Because Seidman and Associates, L.L.C. was not a depositor of Mutual, it has no standing to assert a claim that related to a transaction prior to conversion. It only has standing to challenge transactions that occurred subsequent to its acquisition of its stock. N.J.S.A. 14A:3-6(1); R. 4:32-3. See also Conrad, supra, 940 A.2d at 41.
Plaintiffs also argue that Clifton, as a stock association, assumed the liabilities of Mutual. In support of this proposition, plaintiffs cite N.J.S.A. 17:12B-261, which provides:
Upon the conversion of the mutual association, the legal existence of the association shall not terminate but the capital stock association shall be a continuation of the entity of the mutual association and all property of the mutual association . . . . The capital stock association shall have, hold and enjoy the same in its own right as fully and to the same extent as the same was possessed, held and enjoyed by the mutual association. The capital stock association as of the time and the taking effect of the conversion shall continue to have and succeed to all the rights, obligations and relations of the mutual association. [(Emphasis added).]
We agree that Clifton, as the stock association, shall continue to have and succeed to all the obligations of the mutual association. This does not confer plaintiffs with derivative standing to challenge the Hahofer consulting agreements prior to conversion. Plaintiffs only obtained derivative standing when Seidman and Associates, L.L.C., acquired a shares of stock in Clifton Savings on July 22, 2004.
As a prevailing party concerning the fees paid to Hahofer under the consulting contract, plaintiffs moved for an award of legal fees. The court concluded that plaintiffs were entitled to attorney fees proportionate to their success in the derivative action. Plaintiffs submitted a certification of professional services, requesting total fees and costs in the amount of $146,329.84. Without explanation, the court entered an order awarding counsel fees in the amount of $16,377.75.
Defendants do not dispute that plaintiffs are entitled to a partial award of counsel fees. Plaintiffs argue that the court erred by improperly reducing the award of counsel fees.
Because the trial court did not explained how it determined the amount of fees and costs awarded, we are compelled to remand this issue for further consideration. On remand, the court shall apply the standards articulated by the Court in Rendine v. Pantzer, 141 N.J. 292 (1995), and determine, with particularity, the amount of fees and costs plaintiffs are entitled to recover, limited to the part of the legal action upon which they prevailed: the fees paid to Hahofer after Clifton's conversion.

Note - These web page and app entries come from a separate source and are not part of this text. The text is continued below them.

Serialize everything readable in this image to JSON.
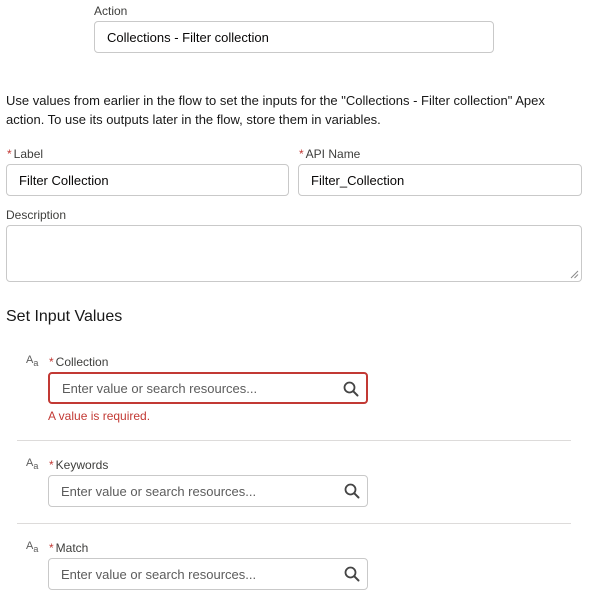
{
  "action": {
    "label": "Action",
    "value": "Collections - Filter collection"
  },
  "intro_text": "Use values from earlier in the flow to set the inputs for the \"Collections - Filter collection\" Apex action. To use its outputs later in the flow, store them in variables.",
  "label_field": {
    "label": "Label",
    "value": "Filter Collection"
  },
  "api_field": {
    "label": "API Name",
    "value": "Filter_Collection"
  },
  "description_field": {
    "label": "Description",
    "value": ""
  },
  "required_marker": "*",
  "section_title": "Set Input Values",
  "inputs": [
    {
      "type_icon": "text-type-icon",
      "label": "Collection",
      "placeholder": "Enter value or search resources...",
      "error": "A value is required."
    },
    {
      "type_icon": "text-type-icon",
      "label": "Keywords",
      "placeholder": "Enter value or search resources..."
    },
    {
      "type_icon": "text-type-icon",
      "label": "Match",
      "placeholder": "Enter value or search resources..."
    }
  ],
  "type_icon_glyph": "Aa",
  "colors": {
    "error": "#c23934",
    "border": "#c9c9c9",
    "divider": "#dddbda"
  }
}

Affirmed in part, and remanded for further consideration consistent with this opinion. We do not retain jurisdiction.